Three educational establishments are now located on the campus:
South Gloucestershire and Stroud College
The college offers engineering-based training and studies for 16-18-year olds. Its facilities include workshops, offices and project spaces, but its eye-catching centrepiece is an old engineering hall that has been completely renovated and its heavy-duty industrial equipment given a new lease of life. Once used by the nuclear industry, the newly named John Huggett Engineering Hall (named after the SGS College Chair of Governors who was instrumental in delivering the vision) building it is a modern training environment for apprentices and other learners that is almost certainly unrivalled in the UK.
Andy Slaney said:
We would never have been able to install equipment like this if we’d had to purchase from new, but it was already there, lying unused.
It is an incredible, exciting place for technical training and gives a real flavour of an industrial workplace.
A state-of-the-art welding facility is also being developed to further enhance skills training, using existing equipment and taking advantage of old assets – another resource that would have otherwise been beyond college means.
University Technical College
Alongside South Gloucestershire and Stroud College is the University Technical College, which is part of the government’s flagship programme for developing specialist vocational skills from the age of 14 onwards. Linked with the University of Gloucestershire and a range of local businesses, its courses specialising in cyber security, digital technologies and engineering are influenced by employer requirements as well as academic disciplines.
University of Gloucestershire Cyber Security Centre

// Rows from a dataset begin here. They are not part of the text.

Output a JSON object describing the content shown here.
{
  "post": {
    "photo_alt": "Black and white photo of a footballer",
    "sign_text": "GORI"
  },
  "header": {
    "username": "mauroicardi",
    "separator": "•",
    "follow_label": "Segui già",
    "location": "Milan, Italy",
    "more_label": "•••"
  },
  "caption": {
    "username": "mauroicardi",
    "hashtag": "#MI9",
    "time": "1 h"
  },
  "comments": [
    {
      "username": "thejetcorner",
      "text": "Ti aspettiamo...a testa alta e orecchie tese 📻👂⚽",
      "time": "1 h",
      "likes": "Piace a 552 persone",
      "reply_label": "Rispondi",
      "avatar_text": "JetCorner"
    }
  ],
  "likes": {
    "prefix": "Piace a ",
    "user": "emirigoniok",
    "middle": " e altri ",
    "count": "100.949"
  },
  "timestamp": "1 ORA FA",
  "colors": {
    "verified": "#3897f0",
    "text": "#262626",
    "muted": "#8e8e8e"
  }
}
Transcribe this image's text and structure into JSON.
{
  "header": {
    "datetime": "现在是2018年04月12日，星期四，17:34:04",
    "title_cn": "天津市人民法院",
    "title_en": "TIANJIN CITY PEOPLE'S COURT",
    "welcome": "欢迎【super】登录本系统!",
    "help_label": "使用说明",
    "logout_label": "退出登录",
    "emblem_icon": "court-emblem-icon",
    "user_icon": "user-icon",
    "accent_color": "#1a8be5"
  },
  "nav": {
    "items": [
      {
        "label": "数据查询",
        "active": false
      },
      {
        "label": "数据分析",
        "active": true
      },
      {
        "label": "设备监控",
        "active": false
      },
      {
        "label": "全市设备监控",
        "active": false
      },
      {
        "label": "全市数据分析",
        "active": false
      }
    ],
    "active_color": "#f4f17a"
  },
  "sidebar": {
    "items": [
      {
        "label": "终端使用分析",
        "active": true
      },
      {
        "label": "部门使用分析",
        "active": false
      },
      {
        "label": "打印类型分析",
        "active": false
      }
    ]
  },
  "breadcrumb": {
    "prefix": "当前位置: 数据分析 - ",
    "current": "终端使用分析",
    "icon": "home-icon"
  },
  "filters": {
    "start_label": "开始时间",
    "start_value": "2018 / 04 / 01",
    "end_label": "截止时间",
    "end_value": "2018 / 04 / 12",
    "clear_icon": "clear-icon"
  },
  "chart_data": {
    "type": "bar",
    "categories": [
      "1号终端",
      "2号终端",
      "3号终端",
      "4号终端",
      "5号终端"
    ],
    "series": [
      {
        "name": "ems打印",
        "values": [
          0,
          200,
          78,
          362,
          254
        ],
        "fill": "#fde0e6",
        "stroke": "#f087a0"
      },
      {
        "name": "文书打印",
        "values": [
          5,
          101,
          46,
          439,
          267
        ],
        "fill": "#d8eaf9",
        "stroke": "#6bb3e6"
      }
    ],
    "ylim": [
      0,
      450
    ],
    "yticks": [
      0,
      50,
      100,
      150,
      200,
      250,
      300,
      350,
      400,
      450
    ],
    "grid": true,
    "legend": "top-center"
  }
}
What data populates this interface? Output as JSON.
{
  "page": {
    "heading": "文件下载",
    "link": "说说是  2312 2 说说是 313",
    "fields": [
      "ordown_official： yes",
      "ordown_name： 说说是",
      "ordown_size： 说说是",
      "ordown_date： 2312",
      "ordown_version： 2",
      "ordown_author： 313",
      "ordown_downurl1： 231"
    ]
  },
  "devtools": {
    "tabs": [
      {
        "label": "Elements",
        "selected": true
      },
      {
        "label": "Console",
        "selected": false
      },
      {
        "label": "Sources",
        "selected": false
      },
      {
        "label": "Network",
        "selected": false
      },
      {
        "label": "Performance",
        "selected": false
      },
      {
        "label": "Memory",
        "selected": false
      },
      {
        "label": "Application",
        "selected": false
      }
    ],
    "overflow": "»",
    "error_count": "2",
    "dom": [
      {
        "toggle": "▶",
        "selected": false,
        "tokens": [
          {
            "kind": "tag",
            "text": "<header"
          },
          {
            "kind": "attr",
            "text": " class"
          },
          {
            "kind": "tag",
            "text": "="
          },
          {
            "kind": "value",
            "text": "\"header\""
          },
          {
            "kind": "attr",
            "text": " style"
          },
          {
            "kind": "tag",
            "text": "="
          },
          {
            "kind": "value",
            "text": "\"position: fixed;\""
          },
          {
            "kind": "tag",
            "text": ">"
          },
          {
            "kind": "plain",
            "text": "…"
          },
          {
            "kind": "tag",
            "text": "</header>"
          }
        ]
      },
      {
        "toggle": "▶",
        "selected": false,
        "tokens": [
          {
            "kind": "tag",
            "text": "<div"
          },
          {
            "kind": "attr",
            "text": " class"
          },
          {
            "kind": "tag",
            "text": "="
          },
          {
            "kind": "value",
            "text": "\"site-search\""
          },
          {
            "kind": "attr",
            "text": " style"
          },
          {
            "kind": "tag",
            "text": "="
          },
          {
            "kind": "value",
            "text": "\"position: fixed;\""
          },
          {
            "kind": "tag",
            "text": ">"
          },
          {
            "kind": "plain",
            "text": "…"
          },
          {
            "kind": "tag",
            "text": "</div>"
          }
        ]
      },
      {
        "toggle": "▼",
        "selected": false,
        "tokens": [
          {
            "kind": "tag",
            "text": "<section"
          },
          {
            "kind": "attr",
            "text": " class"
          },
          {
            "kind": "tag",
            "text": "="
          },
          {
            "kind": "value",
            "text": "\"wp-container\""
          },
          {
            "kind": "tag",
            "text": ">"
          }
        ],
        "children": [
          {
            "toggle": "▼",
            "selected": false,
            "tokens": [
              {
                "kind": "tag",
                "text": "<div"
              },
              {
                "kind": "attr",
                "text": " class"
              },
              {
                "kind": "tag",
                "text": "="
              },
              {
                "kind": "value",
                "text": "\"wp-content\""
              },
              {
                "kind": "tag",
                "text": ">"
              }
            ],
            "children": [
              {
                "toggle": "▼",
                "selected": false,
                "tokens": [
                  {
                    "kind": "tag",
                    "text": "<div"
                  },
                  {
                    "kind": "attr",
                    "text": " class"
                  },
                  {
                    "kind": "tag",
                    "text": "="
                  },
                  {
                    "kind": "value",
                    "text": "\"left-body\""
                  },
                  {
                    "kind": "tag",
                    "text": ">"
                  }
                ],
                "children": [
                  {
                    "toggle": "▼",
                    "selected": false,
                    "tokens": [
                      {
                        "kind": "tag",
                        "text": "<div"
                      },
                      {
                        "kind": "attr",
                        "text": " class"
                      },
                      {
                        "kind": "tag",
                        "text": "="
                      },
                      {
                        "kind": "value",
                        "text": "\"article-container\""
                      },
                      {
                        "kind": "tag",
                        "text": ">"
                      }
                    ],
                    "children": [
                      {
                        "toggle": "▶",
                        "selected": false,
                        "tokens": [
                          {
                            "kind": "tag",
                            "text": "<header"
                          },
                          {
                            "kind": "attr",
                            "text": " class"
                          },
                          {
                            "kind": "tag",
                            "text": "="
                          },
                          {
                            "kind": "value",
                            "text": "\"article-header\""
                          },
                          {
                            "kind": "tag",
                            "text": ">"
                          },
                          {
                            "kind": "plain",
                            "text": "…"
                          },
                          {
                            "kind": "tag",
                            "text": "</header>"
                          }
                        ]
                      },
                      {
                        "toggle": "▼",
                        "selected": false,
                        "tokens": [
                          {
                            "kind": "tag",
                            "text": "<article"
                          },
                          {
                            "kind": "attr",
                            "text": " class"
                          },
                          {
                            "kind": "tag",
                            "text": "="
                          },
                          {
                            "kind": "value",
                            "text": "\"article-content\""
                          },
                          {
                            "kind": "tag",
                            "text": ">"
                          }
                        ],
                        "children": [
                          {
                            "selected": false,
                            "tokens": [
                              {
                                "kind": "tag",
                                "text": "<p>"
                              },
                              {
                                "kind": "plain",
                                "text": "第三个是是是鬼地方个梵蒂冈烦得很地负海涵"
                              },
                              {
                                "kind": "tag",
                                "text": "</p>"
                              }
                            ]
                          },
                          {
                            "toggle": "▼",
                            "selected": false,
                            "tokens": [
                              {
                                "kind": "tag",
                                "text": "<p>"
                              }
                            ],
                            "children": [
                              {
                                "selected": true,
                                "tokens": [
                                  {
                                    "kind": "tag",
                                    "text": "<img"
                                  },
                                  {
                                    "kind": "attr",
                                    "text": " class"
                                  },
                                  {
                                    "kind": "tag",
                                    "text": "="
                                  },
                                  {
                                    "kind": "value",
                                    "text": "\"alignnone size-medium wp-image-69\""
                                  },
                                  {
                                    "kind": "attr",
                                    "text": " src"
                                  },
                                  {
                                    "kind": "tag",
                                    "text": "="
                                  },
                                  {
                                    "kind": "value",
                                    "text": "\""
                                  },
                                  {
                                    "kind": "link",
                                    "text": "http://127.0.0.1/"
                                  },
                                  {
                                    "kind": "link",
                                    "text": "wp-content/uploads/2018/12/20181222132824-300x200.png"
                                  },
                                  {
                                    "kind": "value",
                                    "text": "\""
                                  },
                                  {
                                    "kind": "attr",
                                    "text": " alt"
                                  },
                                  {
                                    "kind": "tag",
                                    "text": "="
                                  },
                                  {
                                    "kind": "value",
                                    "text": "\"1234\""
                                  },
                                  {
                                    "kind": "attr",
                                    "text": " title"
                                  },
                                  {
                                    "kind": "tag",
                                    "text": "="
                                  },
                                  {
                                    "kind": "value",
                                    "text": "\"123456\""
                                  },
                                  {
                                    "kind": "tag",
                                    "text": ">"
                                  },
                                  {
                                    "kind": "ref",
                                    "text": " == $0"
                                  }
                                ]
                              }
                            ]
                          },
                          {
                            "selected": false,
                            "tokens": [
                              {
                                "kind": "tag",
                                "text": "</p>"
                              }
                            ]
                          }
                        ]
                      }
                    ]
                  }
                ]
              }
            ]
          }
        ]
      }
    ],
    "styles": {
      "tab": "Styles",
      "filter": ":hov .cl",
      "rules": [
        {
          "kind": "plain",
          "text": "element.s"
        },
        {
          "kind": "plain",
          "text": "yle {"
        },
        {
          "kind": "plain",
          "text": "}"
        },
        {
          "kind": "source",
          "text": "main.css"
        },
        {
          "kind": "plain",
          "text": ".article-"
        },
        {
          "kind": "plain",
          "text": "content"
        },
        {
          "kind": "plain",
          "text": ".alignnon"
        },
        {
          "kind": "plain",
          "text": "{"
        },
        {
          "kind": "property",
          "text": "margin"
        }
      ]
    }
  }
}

Meanwhile, the University of Gloucestershire Cyber Security Centre has worked alongside the College to provide secure facilities for businesses and organisations working in cyber security. The 7 zones include a conference suite, cyber training suite, demonstration zone with the latest technologies and an ‘accelerator’ zone for start-up and scale-up businesses working in cyber security.